# Data listing
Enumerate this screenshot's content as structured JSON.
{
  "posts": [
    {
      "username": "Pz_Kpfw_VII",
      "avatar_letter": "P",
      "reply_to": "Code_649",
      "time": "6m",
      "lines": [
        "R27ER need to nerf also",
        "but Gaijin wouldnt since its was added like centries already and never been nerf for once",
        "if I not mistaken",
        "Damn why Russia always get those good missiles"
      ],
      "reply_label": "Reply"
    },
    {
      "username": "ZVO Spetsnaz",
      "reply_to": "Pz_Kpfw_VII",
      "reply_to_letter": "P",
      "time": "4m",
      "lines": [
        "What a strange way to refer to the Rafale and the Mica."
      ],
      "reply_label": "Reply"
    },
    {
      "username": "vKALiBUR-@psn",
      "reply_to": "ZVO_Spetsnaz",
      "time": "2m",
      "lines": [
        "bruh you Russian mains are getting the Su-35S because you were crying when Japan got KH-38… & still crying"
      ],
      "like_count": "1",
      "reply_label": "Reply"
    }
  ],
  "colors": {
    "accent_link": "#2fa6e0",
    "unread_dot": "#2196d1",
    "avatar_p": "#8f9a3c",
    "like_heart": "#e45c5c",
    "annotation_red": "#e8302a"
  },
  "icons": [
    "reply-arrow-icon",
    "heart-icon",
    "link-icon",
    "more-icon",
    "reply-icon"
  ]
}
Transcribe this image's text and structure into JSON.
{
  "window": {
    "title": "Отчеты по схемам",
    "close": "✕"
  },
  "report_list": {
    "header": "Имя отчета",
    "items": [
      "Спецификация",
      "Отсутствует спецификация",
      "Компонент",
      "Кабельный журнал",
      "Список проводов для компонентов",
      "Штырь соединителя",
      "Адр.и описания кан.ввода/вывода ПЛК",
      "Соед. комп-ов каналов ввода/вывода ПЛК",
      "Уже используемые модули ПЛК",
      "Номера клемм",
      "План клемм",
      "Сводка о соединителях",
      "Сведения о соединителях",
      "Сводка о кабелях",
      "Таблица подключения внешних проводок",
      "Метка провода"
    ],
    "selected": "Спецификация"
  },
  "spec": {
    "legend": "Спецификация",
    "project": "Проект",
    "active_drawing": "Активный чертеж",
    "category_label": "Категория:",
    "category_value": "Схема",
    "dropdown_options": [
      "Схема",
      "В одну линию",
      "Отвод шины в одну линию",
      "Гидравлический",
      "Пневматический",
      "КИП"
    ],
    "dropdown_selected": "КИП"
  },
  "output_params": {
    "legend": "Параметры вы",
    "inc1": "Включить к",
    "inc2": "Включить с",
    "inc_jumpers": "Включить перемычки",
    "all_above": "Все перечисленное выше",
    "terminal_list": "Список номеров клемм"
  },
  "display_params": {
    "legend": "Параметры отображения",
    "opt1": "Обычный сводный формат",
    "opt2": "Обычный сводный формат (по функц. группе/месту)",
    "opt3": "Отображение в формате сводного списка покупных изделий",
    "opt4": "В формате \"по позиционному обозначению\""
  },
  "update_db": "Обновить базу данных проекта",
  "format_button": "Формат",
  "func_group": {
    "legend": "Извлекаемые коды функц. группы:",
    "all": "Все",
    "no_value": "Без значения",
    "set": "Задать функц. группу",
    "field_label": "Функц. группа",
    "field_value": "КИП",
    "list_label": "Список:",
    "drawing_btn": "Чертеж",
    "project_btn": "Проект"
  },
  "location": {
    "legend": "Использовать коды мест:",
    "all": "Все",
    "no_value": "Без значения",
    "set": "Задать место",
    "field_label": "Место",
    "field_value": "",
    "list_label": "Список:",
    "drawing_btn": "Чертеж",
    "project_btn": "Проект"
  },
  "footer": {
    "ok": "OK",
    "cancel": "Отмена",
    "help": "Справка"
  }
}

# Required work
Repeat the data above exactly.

# Final answer
Enumerate this screenshot's content as structured JSON.
{
  "posts": [
    {
      "username": "Pz_Kpfw_VII",
      "avatar_letter": "P",
      "reply_to": "Code_649",
      "time": "6m",
      "lines": [
        "R27ER need to nerf also",
        "but Gaijin wouldnt since its was added like centries already and never been nerf for once",
        "if I not mistaken",
        "Damn why Russia always get those good missiles"
      ],
      "reply_label": "Reply"
    },
    {
      "username": "ZVO Spetsnaz",
      "reply_to": "Pz_Kpfw_VII",
      "reply_to_letter": "P",
      "time": "4m",
      "lines": [
        "What a strange way to refer to the Rafale and the Mica."
      ],
      "reply_label": "Reply"
    },
    {
      "username": "vKALiBUR-@psn",
      "reply_to": "ZVO_Spetsnaz",
      "time": "2m",
      "lines": [
        "bruh you Russian mains are getting the Su-35S because you were crying when Japan got KH-38… & still crying"
      ],
      "like_count": "1",
      "reply_label": "Reply"
    }
  ],
  "colors": {
    "accent_link": "#2fa6e0",
    "unread_dot": "#2196d1",
    "avatar_p": "#8f9a3c",
    "like_heart": "#e45c5c",
    "annotation_red": "#e8302a"
  },
  "icons": [
    "reply-arrow-icon",
    "heart-icon",
    "link-icon",
    "more-icon",
    "reply-icon"
  ]
}
Transcribe this image's text and structure into JSON.
{
  "window": {
    "title": "Отчеты по схемам",
    "close": "✕"
  },
  "report_list": {
    "header": "Имя отчета",
    "items": [
      "Спецификация",
      "Отсутствует спецификация",
      "Компонент",
      "Кабельный журнал",
      "Список проводов для компонентов",
      "Штырь соединителя",
      "Адр.и описания кан.ввода/вывода ПЛК",
      "Соед. комп-ов каналов ввода/вывода ПЛК",
      "Уже используемые модули ПЛК",
      "Номера клемм",
      "План клемм",
      "Сводка о соединителях",
      "Сведения о соединителях",
      "Сводка о кабелях",
      "Таблица подключения внешних проводок",
      "Метка провода"
    ],
    "selected": "Спецификация"
  },
  "spec": {
    "legend": "Спецификация",
    "project": "Проект",
    "active_drawing": "Активный чертеж",
    "category_label": "Категория:",
    "category_value": "Схема",
    "dropdown_options": [
      "Схема",
      "В одну линию",
      "Отвод шины в одну линию",
      "Гидравлический",
      "Пневматический",
      "КИП"
    ],
    "dropdown_selected": "КИП"
  },
  "output_params": {
    "legend": "Параметры вы",
    "inc1": "Включить к",
    "inc2": "Включить с",
    "inc_jumpers": "Включить перемычки",
    "all_above": "Все перечисленное выше",
    "terminal_list": "Список номеров клемм"
  },
  "display_params": {
    "legend": "Параметры отображения",
    "opt1": "Обычный сводный формат",
    "opt2": "Обычный сводный формат (по функц. группе/месту)",
    "opt3": "Отображение в формате сводного списка покупных изделий",
    "opt4": "В формате \"по позиционному обозначению\""
  },
  "update_db": "Обновить базу данных проекта",
  "format_button": "Формат",
  "func_group": {
    "legend": "Извлекаемые коды функц. группы:",
    "all": "Все",
    "no_value": "Без значения",
    "set": "Задать функц. группу",
    "field_label": "Функц. группа",
    "field_value": "КИП",
    "list_label": "Список:",
    "drawing_btn": "Чертеж",
    "project_btn": "Проект"
  },
  "location": {
    "legend": "Использовать коды мест:",
    "all": "Все",
    "no_value": "Без значения",
    "set": "Задать место",
    "field_label": "Место",
    "field_value": "",
    "list_label": "Список:",
    "drawing_btn": "Чертеж",
    "project_btn": "Проект"
  },
  "footer": {
    "ok": "OK",
    "cancel": "Отмена",
    "help": "Справка"
  }
}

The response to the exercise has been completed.